Once in Kuala Lumpur, we transferred to a sleeper coach, along with many families on holiday, and we each crammed ourselves and our luggage into upper sleeper berths for the train to Thailand.  I thought it wasn’t possible, but my suitcase, backpack and myself DID fit into my berth!

VERY cramped quarters, but strangely restful

With the curtains drawn, it was a cozy and comfortable bed which proved very conducive to a pretty good night’s rest! The swaying of the train and the white noise of the rails probably helped as well.

Once dawn broke, the scenery changed to much more picturesque Thailand:

And this:


Once we arrived in Hat Yai, it was a long, complicated, cramped minivan ride to our hotel in Krabi in the pouring rain.  What an oasis here, though!

The Na-Thai Resort is like a sweet home away from home.  It has bungalows ranged around a beautiful outdoor pool, and a main building, open on all sides, that serves as a pleasant living and dining room.  It’s a great place from which to explore this amazing coastal/mountain area!

Time to relax!

We are (finally) in Thailand, after an arduous nearly 24 hour train trip… (filing that under experiences that we’ve done and don’t need to to again), and are feeling relaxed and ready to explore. We had a wonderful time in Singapore- a seemingly completely organized country that has it’s act together- rules about everything, as we’ve heard, and here is just one example:


Talk about being specific!!

We enjoyed the hawker center food, it was universally excellent. Here was one favorite dish:

fried whole fish with thai sweet chili sauce


We took a long hike around a lake in central Singapore, the main feature being a suspension bridge high above the treetops- amazing bird/monkey’s eye view of the jungle all around.


We also took a night walk to see the amazing waterfront area of Singapore as lit up at night.  This place rivals the great cities in the scale and scope of the city- it was so impressive!


Merlion Statue at the Esplanade


Time to get on the train to Thailand!

Yesterday I arrived at the Singapore Changi airport, at about 1 pm, to the bright, welcoming faces of Patrick and Anna!  There is nothing so wonderful as seeing your beloved ones after about 30 hours of grueling flights.  Luckily all my connections went smoothly, so there is naught to complain about!

After a long afternoon nap, it was time to sample some of the Singapore foods that we’d been hearing so much about!

This was *not* what we ordered- I have to work up to this!

 We have a lot of catching up to do….and so many plans to make!

Now, after a good night’s sleep, it’s time to explore Singapore.


35 hours until lift-off!

November 26, 2011

Many thanks to experienced blogger Eva, who helped me set up this area for sharing photos, stories and news about our upcoming trip!  I think I am just about ready to go- there are only a few details left to take care of, and then we are off!
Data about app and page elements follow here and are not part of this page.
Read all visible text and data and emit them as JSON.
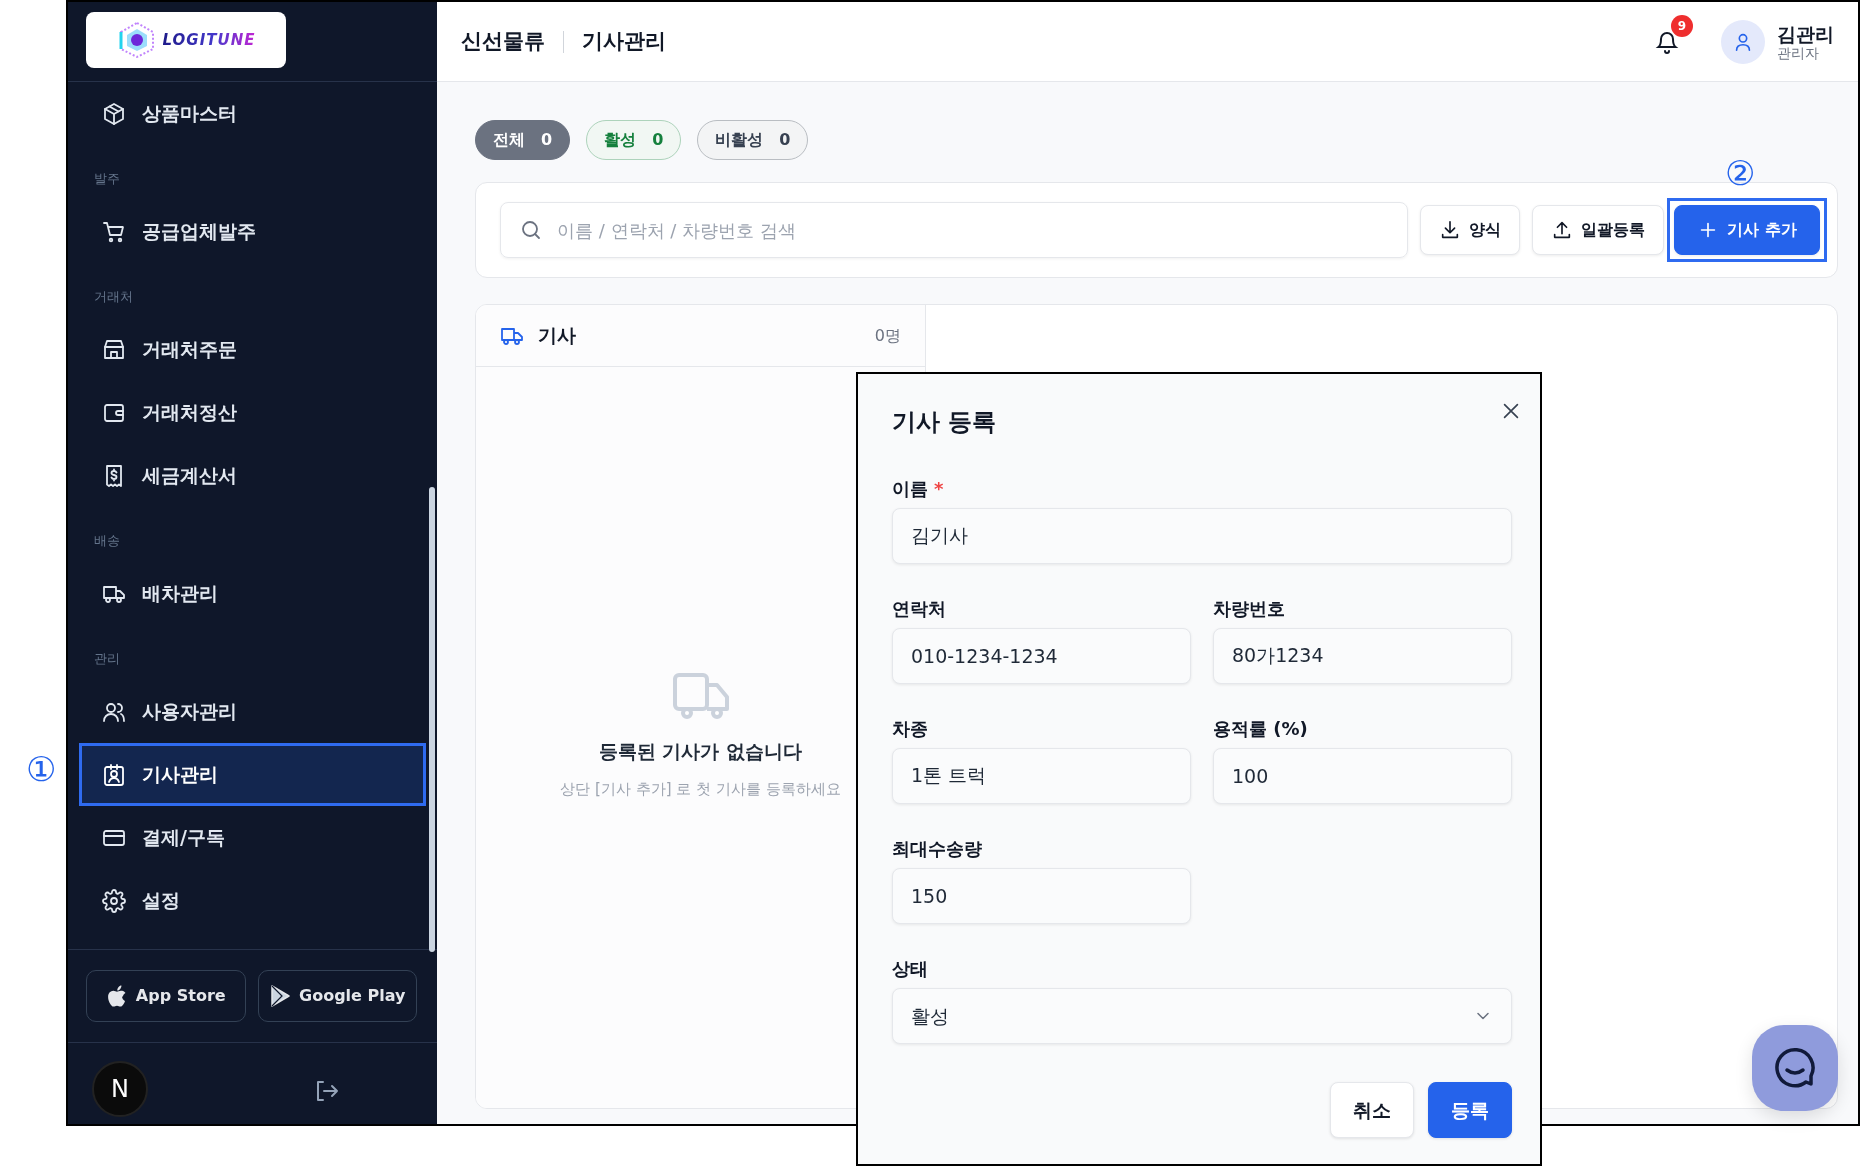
{
  "callouts": [
    "①",
    "②"
  ],
  "sidebar": {
    "logo": "LOGITUNE",
    "sections": [
      {
        "items": [
          {
            "label": "상품마스터",
            "selected": false,
            "highlighted": false
          }
        ]
      },
      {
        "title": "발주",
        "items": [
          {
            "label": "공급업체발주",
            "selected": false,
            "highlighted": false
          }
        ]
      },
      {
        "title": "거래처",
        "items": [
          {
            "label": "거래처주문",
            "selected": false,
            "highlighted": false
          },
          {
            "label": "거래처정산",
            "selected": false,
            "highlighted": false
          },
          {
            "label": "세금계산서",
            "selected": false,
            "highlighted": false
          }
        ]
      },
      {
        "title": "배송",
        "items": [
          {
            "label": "배차관리",
            "selected": false,
            "highlighted": false
          }
        ]
      },
      {
        "title": "관리",
        "items": [
          {
            "label": "사용자관리",
            "selected": false,
            "highlighted": false
          },
          {
            "label": "기사관리",
            "selected": true,
            "highlighted": true
          },
          {
            "label": "결제/구독",
            "selected": false,
            "highlighted": false
          },
          {
            "label": "설정",
            "selected": false,
            "highlighted": false
          }
        ]
      }
    ],
    "store_buttons": [
      "App Store",
      "Google Play"
    ],
    "dev_badge": "N"
  },
  "header": {
    "breadcrumb": [
      "신선물류",
      "기사관리"
    ],
    "notification_count": "9",
    "user": {
      "name": "김관리",
      "role": "관리자"
    }
  },
  "filters": [
    {
      "label": "전체",
      "count": "0",
      "selected": true,
      "color": "#6b7280"
    },
    {
      "label": "활성",
      "count": "0",
      "selected": false,
      "color": "#15803d"
    },
    {
      "label": "비활성",
      "count": "0",
      "selected": false,
      "color": "#374151"
    }
  ],
  "toolbar": {
    "search": {
      "placeholder": "이름 / 연락처 / 차량번호 검색"
    },
    "buttons": [
      {
        "label": "양식",
        "kind": "secondary",
        "highlighted": false
      },
      {
        "label": "일괄등록",
        "kind": "secondary",
        "highlighted": false
      },
      {
        "label": "기사 추가",
        "kind": "primary",
        "highlighted": true
      }
    ]
  },
  "list_panel": {
    "title": "기사",
    "count": "0명",
    "empty_title": "등록된 기사가 없습니다",
    "empty_hint": "상단 [기사 추가] 로 첫 기사를 등록하세요"
  },
  "modal": {
    "title": "기사 등록",
    "fields": [
      {
        "label": "이름",
        "required_mark": "*",
        "value": "김기사",
        "kind": "text",
        "wide": true
      },
      {
        "label": "연락처",
        "value": "010-1234-1234",
        "kind": "text",
        "wide": false
      },
      {
        "label": "차량번호",
        "value": "80가1234",
        "kind": "text",
        "wide": false
      },
      {
        "label": "차종",
        "value": "1톤 트럭",
        "kind": "text",
        "wide": false
      },
      {
        "label": "용적률 (%)",
        "value": "100",
        "kind": "text",
        "wide": false
      },
      {
        "label": "최대수송량",
        "value": "150",
        "kind": "text",
        "wide": false
      },
      {
        "label": "상태",
        "value": "활성",
        "kind": "select",
        "wide": true
      }
    ],
    "buttons": [
      {
        "label": "취소",
        "kind": "secondary"
      },
      {
        "label": "등록",
        "kind": "primary"
      }
    ]
  }
}
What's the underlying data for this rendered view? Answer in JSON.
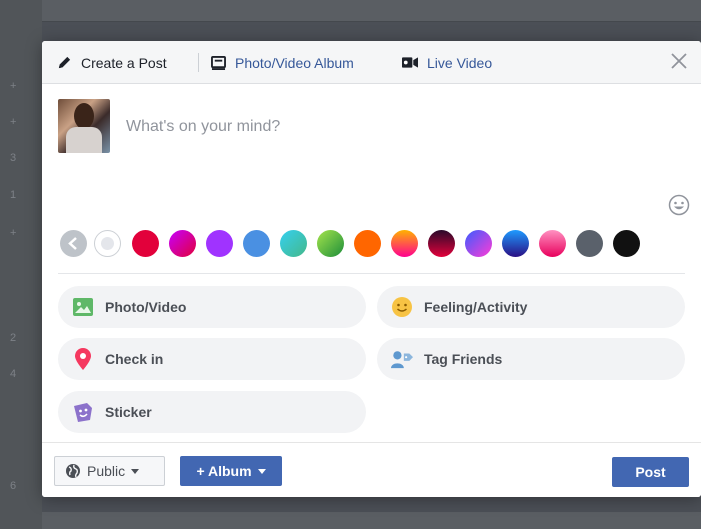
{
  "background": {
    "side_numbers": [
      "+",
      "+",
      "3",
      "1",
      "+",
      "2",
      "4",
      "6"
    ]
  },
  "header": {
    "tabs": [
      {
        "label": "Create a Post",
        "icon": "pencil-icon"
      },
      {
        "label": "Photo/Video Album",
        "icon": "album-icon"
      },
      {
        "label": "Live Video",
        "icon": "video-camera-icon"
      }
    ],
    "close_icon": "close-icon"
  },
  "composer": {
    "placeholder": "What's on your mind?",
    "emoji_icon": "smiley-icon"
  },
  "colors": {
    "swatches": [
      "#e4e6eb-back",
      "#ffffff",
      "#e2013b",
      "gradient-purple-red",
      "#a033ff",
      "#4a90e2",
      "gradient-teal",
      "gradient-green",
      "#ff6600",
      "gradient-orange-pink",
      "gradient-dark-red",
      "gradient-blue-pink",
      "gradient-blue",
      "gradient-pink",
      "#5a616b",
      "#111111"
    ]
  },
  "actions": [
    {
      "label": "Photo/Video",
      "icon": "photo-icon"
    },
    {
      "label": "Feeling/Activity",
      "icon": "smiley-face-icon"
    },
    {
      "label": "Check in",
      "icon": "location-pin-icon"
    },
    {
      "label": "Tag Friends",
      "icon": "tag-friends-icon"
    },
    {
      "label": "Sticker",
      "icon": "sticker-icon"
    }
  ],
  "footer": {
    "privacy_label": "Public",
    "album_label": "+ Album",
    "post_label": "Post"
  },
  "accent": {
    "brand_blue": "#4267b2",
    "link_blue": "#365899"
  }
}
Thanks to Marie and Carl, who selflessly offered to take Daisy into their home  (and pack!) while we are away.

Daisy.. who could resist this face?

Thanks, Ivar, too, for housesitting for us.  It really makes it easier to leave knowing that these bases are covered!  You guys ROCK!

Now to finish packing!